The Pennsylvania Supreme Court recently granted allowance of appeal of the Scungio Borst & Associates v. 410 Shurs Lane Developers, LLC case that we blogged about in February of this year.  As described more fully in our prior blog post, in Scungio Borst, the Superior Court of Pennsylvania (i.e. the intermediate level court) held that Robert DeBolt, the President and 50% shareholder of 410 Shurs Lane Developers, LLC did not qualify as an “owner” as defined in Pennsylvania’s Contractor and Subcontractor Payment Act (“CASPA”), and therefore, could not be held personally liable for sums that the 410 Shurs Lane Developers, LLC failed to pay to a general contractor.

On July 28, 2015, however, Pennsylvania’s highest Court agreed to hear an appeal of that decision.  The Court summarized the issue before it as follows:

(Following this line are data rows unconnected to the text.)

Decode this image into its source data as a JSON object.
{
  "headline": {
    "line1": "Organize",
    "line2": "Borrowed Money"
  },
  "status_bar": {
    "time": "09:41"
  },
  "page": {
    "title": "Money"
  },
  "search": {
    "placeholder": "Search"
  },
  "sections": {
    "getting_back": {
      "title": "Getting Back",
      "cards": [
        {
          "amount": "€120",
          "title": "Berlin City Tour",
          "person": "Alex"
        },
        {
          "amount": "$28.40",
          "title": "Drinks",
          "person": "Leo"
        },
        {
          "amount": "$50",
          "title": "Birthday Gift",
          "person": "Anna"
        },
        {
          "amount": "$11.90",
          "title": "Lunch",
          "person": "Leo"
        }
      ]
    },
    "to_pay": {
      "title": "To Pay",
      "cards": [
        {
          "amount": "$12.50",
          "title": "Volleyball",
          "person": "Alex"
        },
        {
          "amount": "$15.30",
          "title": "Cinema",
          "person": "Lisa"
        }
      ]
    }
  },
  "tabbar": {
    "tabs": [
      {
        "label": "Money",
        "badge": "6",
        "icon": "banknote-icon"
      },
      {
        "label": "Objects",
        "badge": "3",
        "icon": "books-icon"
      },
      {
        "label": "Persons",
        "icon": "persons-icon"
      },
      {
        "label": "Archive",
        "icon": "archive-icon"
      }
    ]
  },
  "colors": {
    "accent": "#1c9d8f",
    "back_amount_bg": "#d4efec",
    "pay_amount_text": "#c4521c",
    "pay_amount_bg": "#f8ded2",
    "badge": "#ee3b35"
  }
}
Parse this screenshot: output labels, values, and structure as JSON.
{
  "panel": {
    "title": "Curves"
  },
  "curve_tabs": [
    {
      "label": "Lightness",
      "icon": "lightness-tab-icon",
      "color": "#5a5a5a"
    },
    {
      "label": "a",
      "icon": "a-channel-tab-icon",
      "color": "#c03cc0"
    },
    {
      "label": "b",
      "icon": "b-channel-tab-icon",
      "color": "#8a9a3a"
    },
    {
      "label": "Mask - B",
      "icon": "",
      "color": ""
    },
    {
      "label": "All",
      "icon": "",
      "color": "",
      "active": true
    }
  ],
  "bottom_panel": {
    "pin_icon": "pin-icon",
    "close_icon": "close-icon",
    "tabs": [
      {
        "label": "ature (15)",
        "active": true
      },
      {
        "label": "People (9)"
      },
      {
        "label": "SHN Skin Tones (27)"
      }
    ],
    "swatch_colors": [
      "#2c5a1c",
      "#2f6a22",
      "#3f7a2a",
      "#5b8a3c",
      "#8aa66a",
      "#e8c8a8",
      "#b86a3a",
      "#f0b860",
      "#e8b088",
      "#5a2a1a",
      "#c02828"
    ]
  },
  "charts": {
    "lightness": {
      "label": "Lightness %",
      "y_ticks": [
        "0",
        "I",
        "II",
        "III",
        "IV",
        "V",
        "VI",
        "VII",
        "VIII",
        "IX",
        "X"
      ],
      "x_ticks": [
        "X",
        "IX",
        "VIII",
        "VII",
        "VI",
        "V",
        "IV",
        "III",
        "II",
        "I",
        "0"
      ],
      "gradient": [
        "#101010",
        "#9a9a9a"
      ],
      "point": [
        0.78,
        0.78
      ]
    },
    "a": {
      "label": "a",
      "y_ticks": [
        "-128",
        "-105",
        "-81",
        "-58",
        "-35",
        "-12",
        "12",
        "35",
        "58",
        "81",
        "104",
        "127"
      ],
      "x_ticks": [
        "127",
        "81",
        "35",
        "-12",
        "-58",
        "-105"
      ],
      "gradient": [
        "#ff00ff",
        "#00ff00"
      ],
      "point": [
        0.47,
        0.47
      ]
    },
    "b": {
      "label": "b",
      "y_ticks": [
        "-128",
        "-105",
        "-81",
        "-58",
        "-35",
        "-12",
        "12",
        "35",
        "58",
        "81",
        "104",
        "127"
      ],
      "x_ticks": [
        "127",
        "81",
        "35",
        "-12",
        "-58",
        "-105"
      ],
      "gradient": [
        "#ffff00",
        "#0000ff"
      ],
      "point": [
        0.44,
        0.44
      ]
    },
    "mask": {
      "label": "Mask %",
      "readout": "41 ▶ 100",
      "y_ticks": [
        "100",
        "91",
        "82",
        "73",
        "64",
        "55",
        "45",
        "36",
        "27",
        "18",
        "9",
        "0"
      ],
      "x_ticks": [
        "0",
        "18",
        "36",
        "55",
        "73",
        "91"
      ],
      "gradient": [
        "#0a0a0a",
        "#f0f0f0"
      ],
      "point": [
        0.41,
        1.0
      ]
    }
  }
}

Did the lower court commit an error of law or abuse its discretion in granting summary judgment to [Robert] DeBolt under [the Contractor and Subcontractor Payment Act (“CASPA”), 73 P.S. §§ 501 et seq.], where: (a) CASPA makes the owner [(410 Shurs Lane Developers, LLC)] and the “agent of the owner acting with the owner’s authority” (DeBolt) liable to contractors such as [Petitioner], (b) DeBolt is a fifty percent owner of [410 Shurs Lane Developers], (c) [Petitioner] consistently dealt with DeBolt and received his authorizations for change orders, (d) [Petitioner] never received payment for the change orders, and (e) [Petitioner’s] construction of CASPA is consistent with the courts’ construction of the Wage Payment and Collection Law[, 43 P.S. §§ 260.1et seq.]?

Scungio Borst & Associates v. 410 Shurs Lane Developers, LLC, No. 30 EAL 2015, 2015 WL 4545986, at *1 (Pa. July 28, 2015) (alterations in original).

While it is still far too early to tell how the Pennsylvania Supreme Court will answer the above question, the mere fact that the Court agreed to hear the appeal – a discretionary act that the Court exercises for only a select few cases every year – raises concerns that individuals possessing a significant ownership interest the corporation or limited liability company may become personally liable for the CASPA damages for unpaid change orders that they authorize on behalf of the corporation or limited liability company in which they hold a significant ownership interest.

Babst Calland will continue to monitor the Scungio Borst case and will post updates on its Construction Law Blog as they become available.